Date of Patent: Feb 5, 2019
Patent Publication Number: 20170046008
Assignee: Apple Inc. (Cupertino, CA)
Inventors: Cheng Chen (Cupertino, CA), Erik A. Uttermann (Cupertino, CA), Kevin D. Gibbs (Cupertino, CA), Manu Agarwal (Cupertino, CA), Martin P. Grunthaner (Cupertino, CA)
Primary Examiner: Amare Mengistu
Assistant Examiner: Crystal A Mathews
Application Number: 15/306,054

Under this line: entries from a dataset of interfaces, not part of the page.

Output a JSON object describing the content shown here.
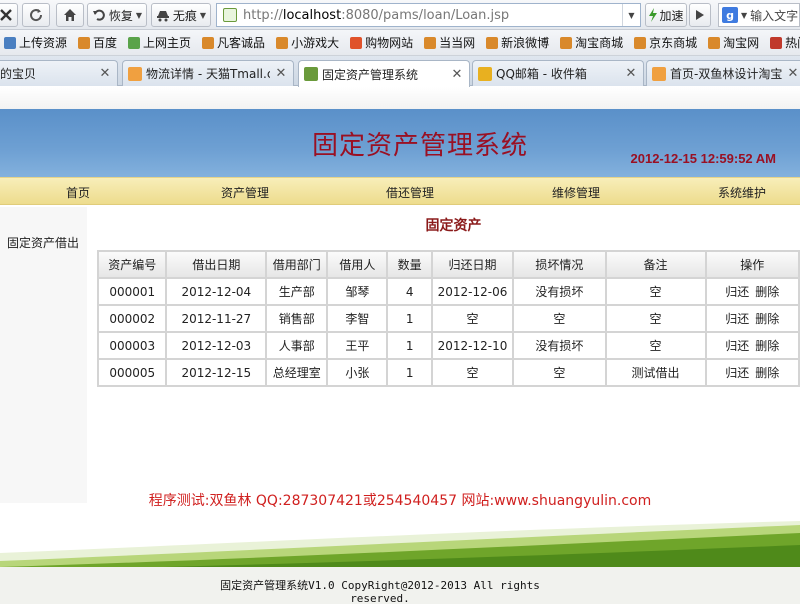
{
  "browser": {
    "back_label": "",
    "restore_label": "恢复",
    "incognito_label": "无痕",
    "address": {
      "prefix": "http://",
      "host": "localhost",
      "rest": ":8080/pams/loan/Loan.jsp"
    },
    "accelerate_label": "加速",
    "search_placeholder": "输入文字"
  },
  "bookmarks": [
    {
      "label": "上传资源",
      "color": "#4a7fc1"
    },
    {
      "label": "百度",
      "color": "#d9892b"
    },
    {
      "label": "上网主页",
      "color": "#5aa34a"
    },
    {
      "label": "凡客诚品",
      "color": "#d9892b"
    },
    {
      "label": "小游戏大",
      "color": "#d9892b"
    },
    {
      "label": "购物网站",
      "color": "#e0522a"
    },
    {
      "label": "当当网",
      "color": "#d9892b"
    },
    {
      "label": "新浪微博",
      "color": "#d9892b"
    },
    {
      "label": "淘宝商城",
      "color": "#d9892b"
    },
    {
      "label": "京东商城",
      "color": "#d9892b"
    },
    {
      "label": "淘宝网",
      "color": "#d9892b"
    },
    {
      "label": "热门游戏",
      "color": "#c0392b"
    }
  ],
  "tabs": [
    {
      "title": "的宝贝",
      "active": false,
      "color": "#f0a040"
    },
    {
      "title": "物流详情 - 天猫Tmall.c...",
      "active": false,
      "color": "#f0a040"
    },
    {
      "title": "固定资产管理系统",
      "active": true,
      "color": "#6a9a3b"
    },
    {
      "title": "QQ邮箱 - 收件箱",
      "active": false,
      "color": "#e8b020"
    },
    {
      "title": "首页-双鱼林设计淘宝店...",
      "active": false,
      "color": "#f0a040"
    }
  ],
  "header": {
    "title": "固定资产管理系统",
    "datetime": "2012-12-15 12:59:52 AM"
  },
  "nav": [
    "首页",
    "资产管理",
    "借还管理",
    "维修管理",
    "系统维护"
  ],
  "sidebar": {
    "link": "固定资产借出"
  },
  "content_title": "固定资产",
  "table": {
    "headers": [
      "资产编号",
      "借出日期",
      "借用部门",
      "借用人",
      "数量",
      "归还日期",
      "损坏情况",
      "备注",
      "操作"
    ],
    "rows": [
      [
        "000001",
        "2012-12-04",
        "生产部",
        "邹琴",
        "4",
        "2012-12-06",
        "没有损坏",
        "空"
      ],
      [
        "000002",
        "2012-11-27",
        "销售部",
        "李智",
        "1",
        "空",
        "空",
        "空"
      ],
      [
        "000003",
        "2012-12-03",
        "人事部",
        "王平",
        "1",
        "2012-12-10",
        "没有损坏",
        "空"
      ],
      [
        "000005",
        "2012-12-15",
        "总经理室",
        "小张",
        "1",
        "空",
        "空",
        "测试借出"
      ]
    ],
    "actions": [
      "归还",
      "删除"
    ]
  },
  "credit": "程序测试:双鱼林 QQ:287307421或254540457 网站:www.shuangyulin.com",
  "footer": {
    "line1": "固定资产管理系统V1.0 CopyRight@2012-2013 All rights",
    "line2": "reserved."
  }
}
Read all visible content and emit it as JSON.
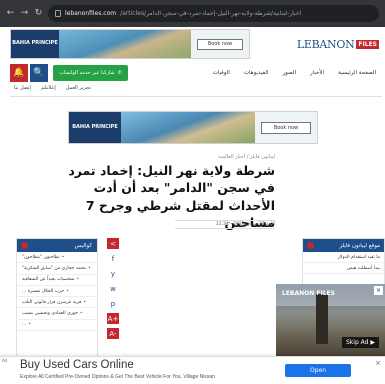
{
  "browser": {
    "back": "←",
    "forward": "→",
    "reload": "↻",
    "url_domain": "lebanonfiles.com",
    "url_path": "/articles/أخبار-لبنانية/شرطة-ولاية-نهر-النيل-إخماد-تمرد-في-سجن-الدامر"
  },
  "top_ad": {
    "brand": "BAHIA PRINCIPE",
    "button": "Book now"
  },
  "logo": {
    "word": "LEBANON",
    "tag": "FILES"
  },
  "nav": {
    "bell": "🔔",
    "search": "🔍",
    "whatsapp": "شاركنا عبر خدمة الواتساب",
    "links": [
      "الصفحة الرئيسية",
      "الأخبار",
      "الصور",
      "الفيديوهات",
      "الوفيات"
    ],
    "row2": [
      "إتصل بنا",
      "إعلانكم",
      "تحرير العمل"
    ]
  },
  "mid_ad": {
    "brand": "BAHIA PRINCIPE",
    "button": "Book now"
  },
  "article": {
    "breadcrumb": "ليبانون فايلز / أخبار العالمية",
    "headline": "شرطة ولاية نهر النيل: إخماد تمرد في سجن \"الدامر\" بعد أن أدت الأحداث لمقتل شرطي وجرح 7 مساجين",
    "date": "الأحد 30 نيسان 2023 - 11:34"
  },
  "left_widget": {
    "title": "كواليس",
    "items": [
      "تطاحنون \"بتطاحون\"",
      "محمد حجازي من \"سابق الشكرية\"",
      "شخصيات بعيداً عن الشفافية",
      "حزب الحلال مسيرة ...",
      "قرية عرسرن قرار قانوني البلديـ",
      "خوري العمادي وتحشيي بسبب",
      "..."
    ]
  },
  "share": {
    "items": [
      "<",
      "f",
      "y",
      "w",
      "p",
      "A+",
      "A-"
    ]
  },
  "right_widget": {
    "title": "موقع ليبانون فايلز",
    "items": [
      "ما تقيد استقدام الدولار",
      "بيدا أصطلت هيس"
    ]
  },
  "video_ad": {
    "logo": "LEBANON FILES",
    "skip": "Skip Ad ▶",
    "close": "×"
  },
  "bottom_ad": {
    "tag": "Ad",
    "title": "Buy Used Cars Online",
    "desc": "Explore All Certified Pre-Owned Options & Get The Best Vehicle For You. Village Nissan",
    "button": "Open",
    "close": "×"
  },
  "colors": {
    "brand_blue": "#1f4f8a",
    "brand_red": "#c4272d",
    "whatsapp_green": "#25a245",
    "cta_blue": "#1a73e8"
  }
}
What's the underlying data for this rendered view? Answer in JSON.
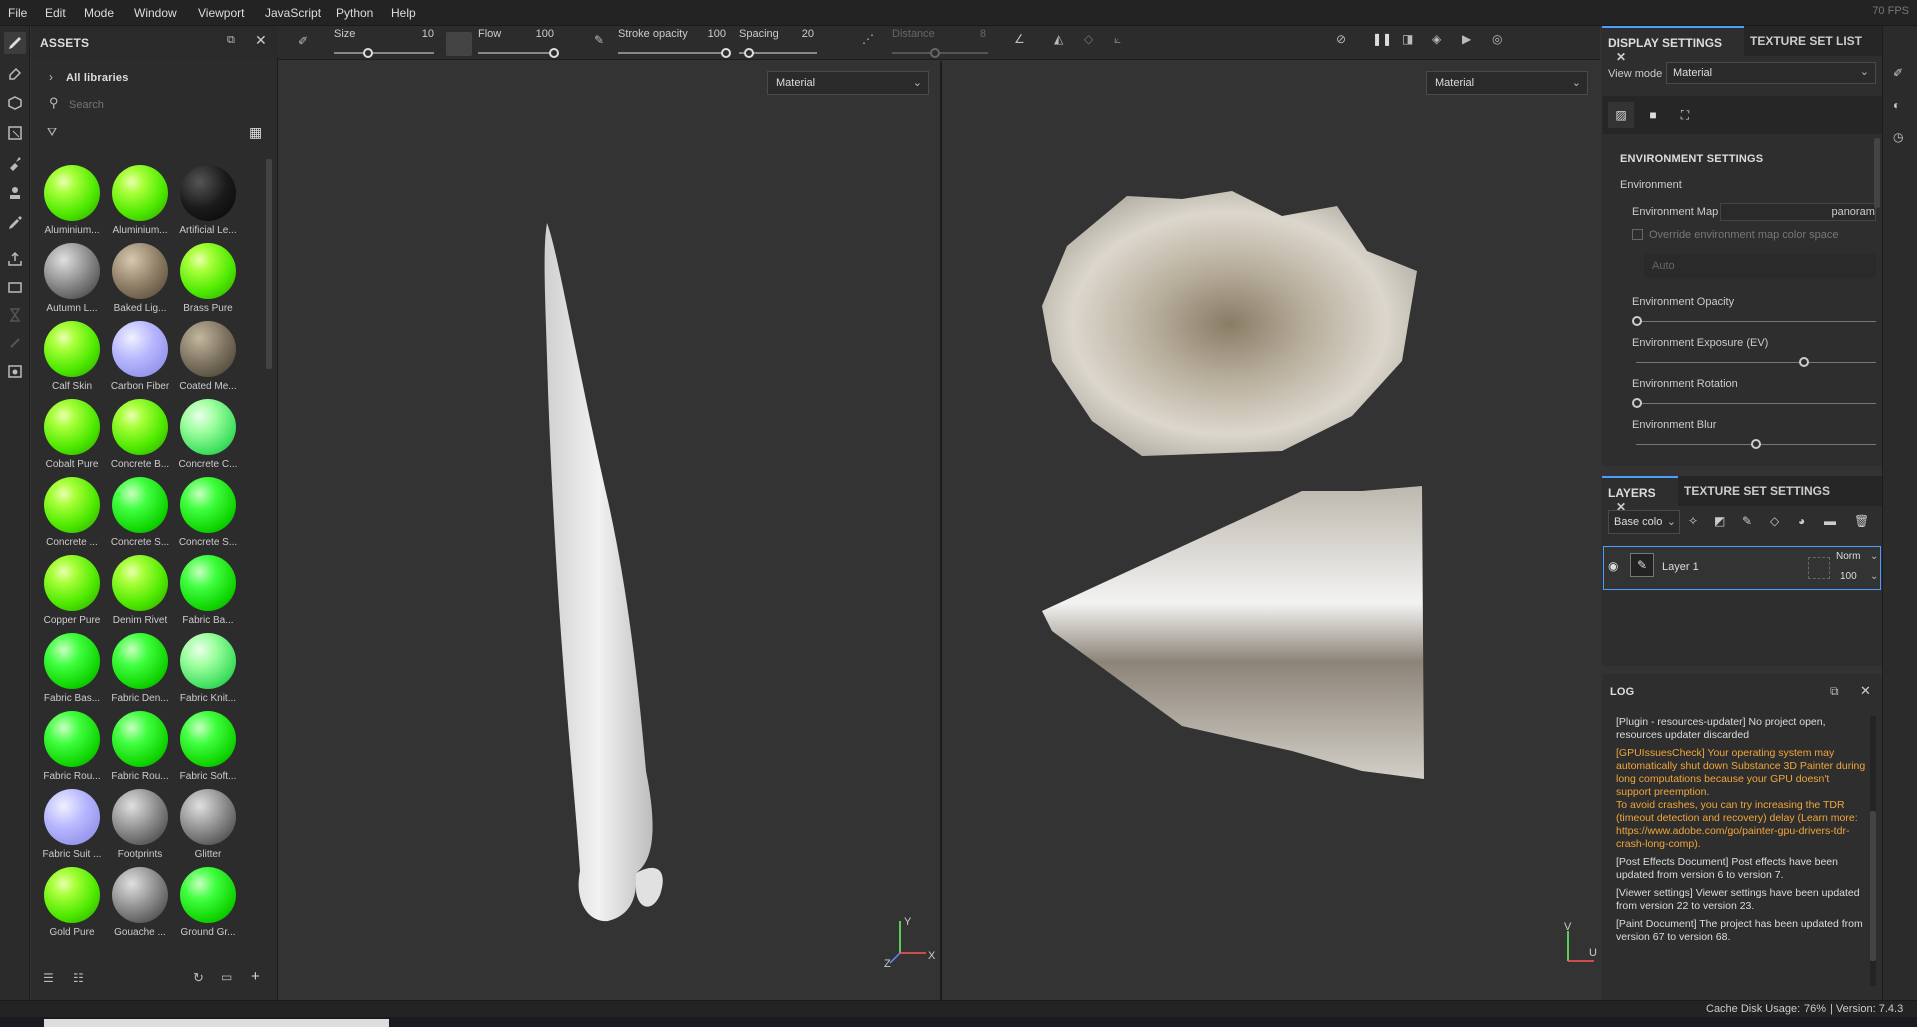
{
  "menubar": {
    "items": [
      "File",
      "Edit",
      "Mode",
      "Window",
      "Viewport",
      "JavaScript",
      "Python",
      "Help"
    ],
    "fps": "70 FPS"
  },
  "assets": {
    "title": "ASSETS",
    "library": "All libraries",
    "search_placeholder": "Search",
    "thumbnails": [
      {
        "label": "Aluminium...",
        "swatch": "green"
      },
      {
        "label": "Aluminium...",
        "swatch": "green"
      },
      {
        "label": "Artificial Le...",
        "swatch": "black"
      },
      {
        "label": "Autumn L...",
        "swatch": "grey"
      },
      {
        "label": "Baked Lig...",
        "swatch": "tan"
      },
      {
        "label": "Brass Pure",
        "swatch": "green"
      },
      {
        "label": "Calf Skin",
        "swatch": "green"
      },
      {
        "label": "Carbon Fiber",
        "swatch": "lav"
      },
      {
        "label": "Coated Me...",
        "swatch": "olive"
      },
      {
        "label": "Cobalt Pure",
        "swatch": "green"
      },
      {
        "label": "Concrete B...",
        "swatch": "green"
      },
      {
        "label": "Concrete C...",
        "swatch": "mint"
      },
      {
        "label": "Concrete ...",
        "swatch": "green"
      },
      {
        "label": "Concrete S...",
        "swatch": "green2"
      },
      {
        "label": "Concrete S...",
        "swatch": "green2"
      },
      {
        "label": "Copper Pure",
        "swatch": "green"
      },
      {
        "label": "Denim Rivet",
        "swatch": "green"
      },
      {
        "label": "Fabric Ba...",
        "swatch": "green2"
      },
      {
        "label": "Fabric Bas...",
        "swatch": "green2"
      },
      {
        "label": "Fabric Den...",
        "swatch": "green2"
      },
      {
        "label": "Fabric Knit...",
        "swatch": "mint"
      },
      {
        "label": "Fabric Rou...",
        "swatch": "green2"
      },
      {
        "label": "Fabric Rou...",
        "swatch": "green2"
      },
      {
        "label": "Fabric Soft...",
        "swatch": "green2"
      },
      {
        "label": "Fabric Suit ...",
        "swatch": "lav"
      },
      {
        "label": "Footprints",
        "swatch": "grey"
      },
      {
        "label": "Glitter",
        "swatch": "grey"
      },
      {
        "label": "Gold Pure",
        "swatch": "green"
      },
      {
        "label": "Gouache ...",
        "swatch": "grey"
      },
      {
        "label": "Ground Gr...",
        "swatch": "green2"
      }
    ]
  },
  "toolbar": {
    "size_label": "Size",
    "size_value": "10",
    "flow_label": "Flow",
    "flow_value": "100",
    "opacity_label": "Stroke opacity",
    "opacity_value": "100",
    "spacing_label": "Spacing",
    "spacing_value": "20",
    "distance_label": "Distance",
    "distance_value": "8"
  },
  "viewports": {
    "left_mode": "Material",
    "right_mode": "Material",
    "axis_x": "X",
    "axis_y": "Y",
    "axis_z": "Z",
    "uv_v": "V",
    "uv_u": "U"
  },
  "display": {
    "tab_display": "DISPLAY SETTINGS",
    "tab_texture": "TEXTURE SET LIST",
    "view_mode_label": "View mode",
    "view_mode_value": "Material",
    "section": "ENVIRONMENT SETTINGS",
    "environment": "Environment",
    "env_map_label": "Environment Map",
    "env_map_value": "panorama",
    "override_label": "Override environment map color space",
    "auto_value": "Auto",
    "opacity_label": "Environment Opacity",
    "exposure_label": "Environment Exposure (EV)",
    "rotation_label": "Environment Rotation",
    "blur_label": "Environment Blur"
  },
  "layers": {
    "tab_layers": "LAYERS",
    "tab_texture_settings": "TEXTURE SET SETTINGS",
    "channel": "Base colo",
    "layer_name": "Layer 1",
    "blend": "Norm",
    "opacity": "100"
  },
  "log": {
    "title": "LOG",
    "entries": [
      {
        "text": "[Plugin - resources-updater] No project open, resources updater discarded",
        "color": "#dddddd"
      },
      {
        "text": "[GPUIssuesCheck] Your operating system may automatically shut down Substance 3D Painter during long computations because your GPU doesn't support preemption.\nTo avoid crashes, you can try increasing the TDR (timeout detection and recovery) delay (Learn more: https://www.adobe.com/go/painter-gpu-drivers-tdr-crash-long-comp).",
        "color": "#f0a63a"
      },
      {
        "text": "[Post Effects Document] Post effects have been updated from version 6 to version 7.",
        "color": "#dddddd"
      },
      {
        "text": "[Viewer settings] Viewer settings have been updated from version 22 to version 23.",
        "color": "#dddddd"
      },
      {
        "text": "[Paint Document] The project has been updated from version 67 to version 68.",
        "color": "#dddddd"
      }
    ]
  },
  "status": {
    "cache": "Cache Disk Usage:",
    "cache_value": "76%",
    "version": "| Version: 7.4.3"
  }
}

International Classification: G06F 3/041 (20060101); G06F 3/044 (20060101); G02F 1/1333 (20060101); G02F 1/1335 (20060101); G02F 1/1343 (20060101); G02F 1/1368 (20060101);